Canadian real estate is rarely this out of reach, and it’s always followed by recession. That was the take from BMO, noting further erosion in the Bank of Canada (BoC) Housing Affordability Index (HAI) in Q3 2023. Higher rates are finally slowing down the pace at which it worsens, but it hasn’t been this bad since the early 80s. The bank’s research reveals affordability at this level has always been followed by recession, and this time won’t be different.
Bank of Canada Housing Affordability Index At 2nd Worst Level Ever
The BoC’s index looks at the share of household income required to service a mortgage. Costs include monthly mortgage payments, as well as some utility costs. The higher the index, the greater the share of income a typical household would dedicate to shelter when buying a home.

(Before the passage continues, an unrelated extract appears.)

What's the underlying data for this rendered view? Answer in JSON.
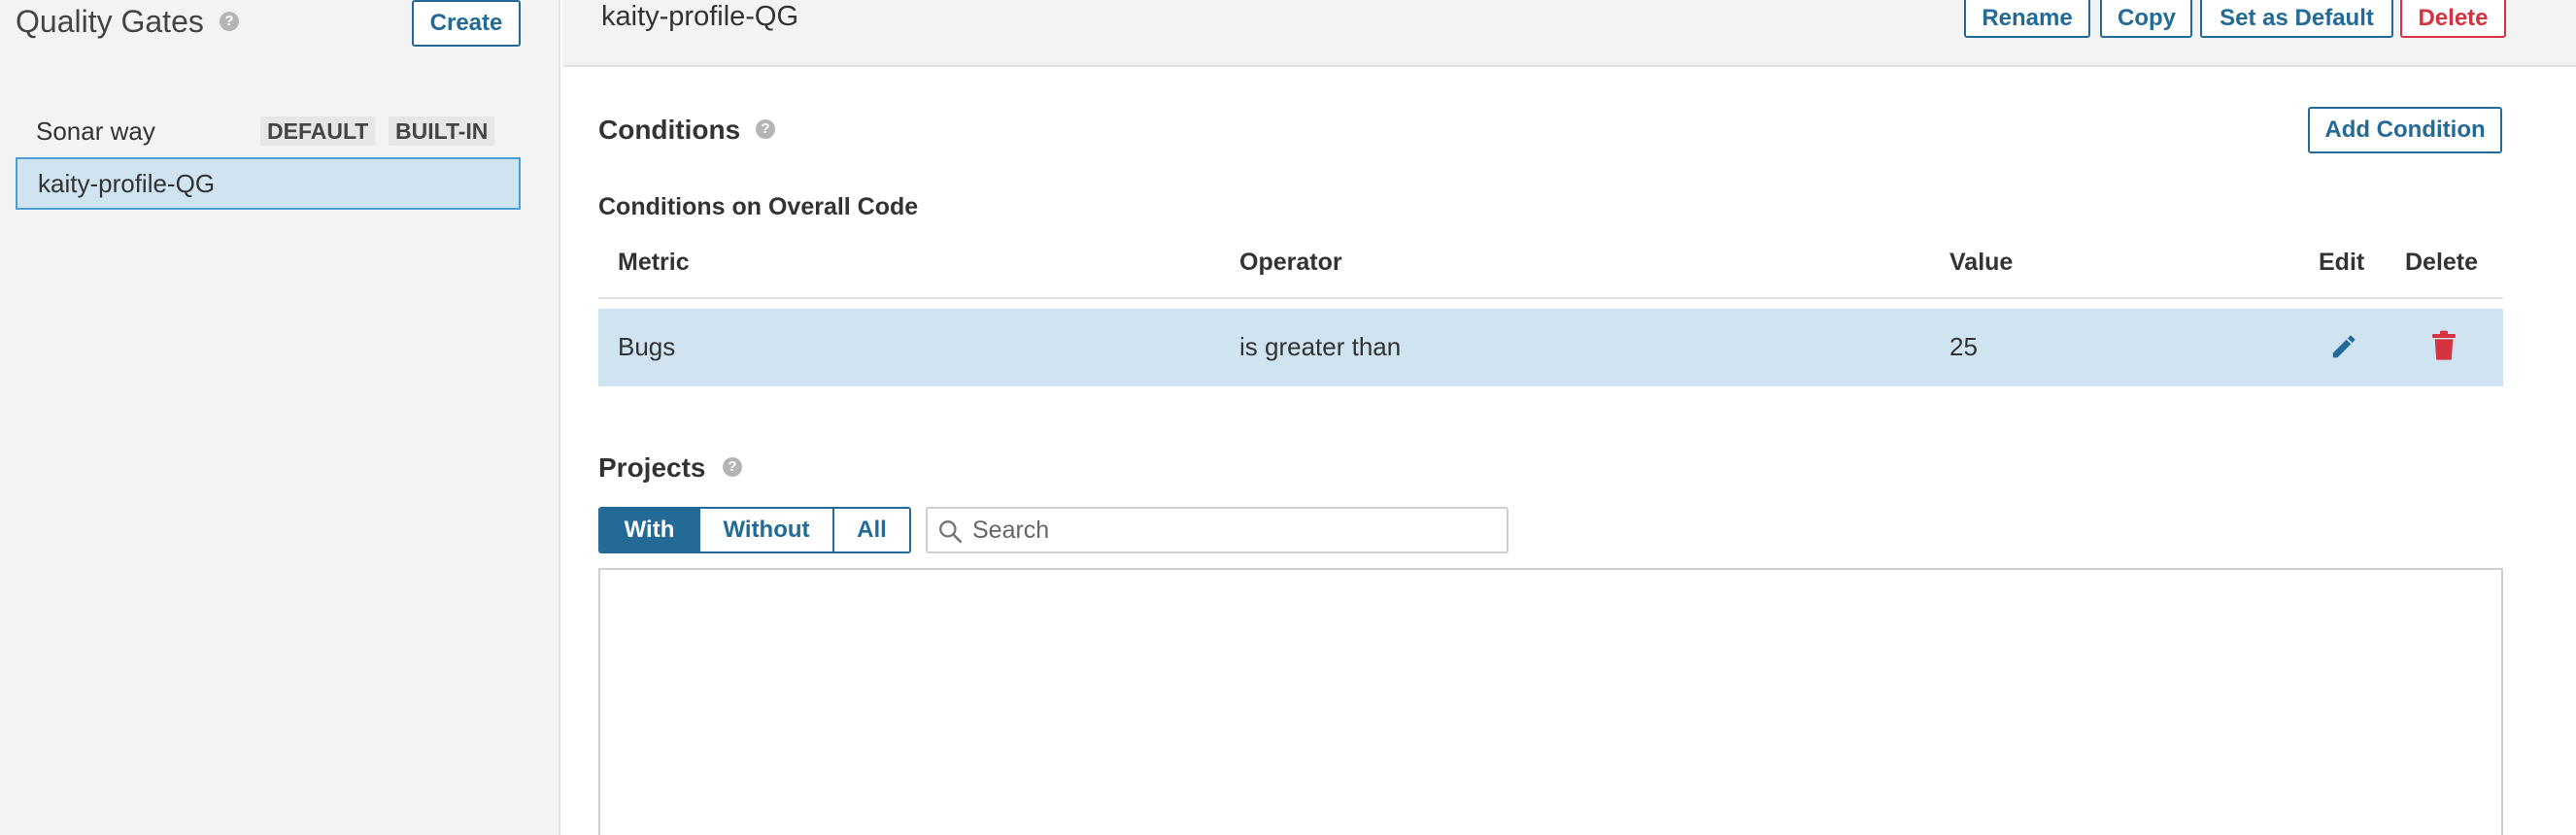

The BoC calculations show affordability is now worse than the peak of the 90s real estate bubble. Households need to dedicate 55.2% of their income as of Q3 2023, rising 5.5 points from last year. This level of affordability is only surpassed by the inflation crisis in the early 80s, but let’s come back to that.
Believe it or not, higher rates cut the growth rate in half this year. From 2020 to 2022, the rate increased a whopping 12.5 points, as low rates fueled a surge in speculation and home prices.
“The Bank of Canada’s housing ‘affordability’ index took another big step to the wrong side in Q3,” said Douglas Porter, chief economist at BMO.
Canada may have always had cities that lacked affordability, but a national bubble is much more rare. Last week, the bank released a similar analysis revealing the pre-pandemic, long-term average of the index was 35% of income.
“ Since then, we have seen first a frenzy of speculative buying as rates were slashed to record lows, a surge in population, and then a spike in borrowing costs,” Porter explained.
Recession Always Follows Such A Sharp Erosion of Affordabilty
One insight that may jump out at even a casual observer is the sharp decline that typically happens after affordability reaches this level. Affordability suddenly improves after a brief stay at this level, which typically marks the popping of a bubble.
“Looking ahead, note that the three prior spikes in unaffordability (early 1980s, early 1990s, and 2007/08) were followed in short order by Canadian recessions,” Porter notes.
As shelter costs rise, it diverts funds from more productive areas like investing and consumption. The result is households have lower cash flow, leading to shrinking revenues for businesses.
Porter adds, “We expect the economy to struggle to grow in 2024.”
It’s not exactly hard to see why he feels that way.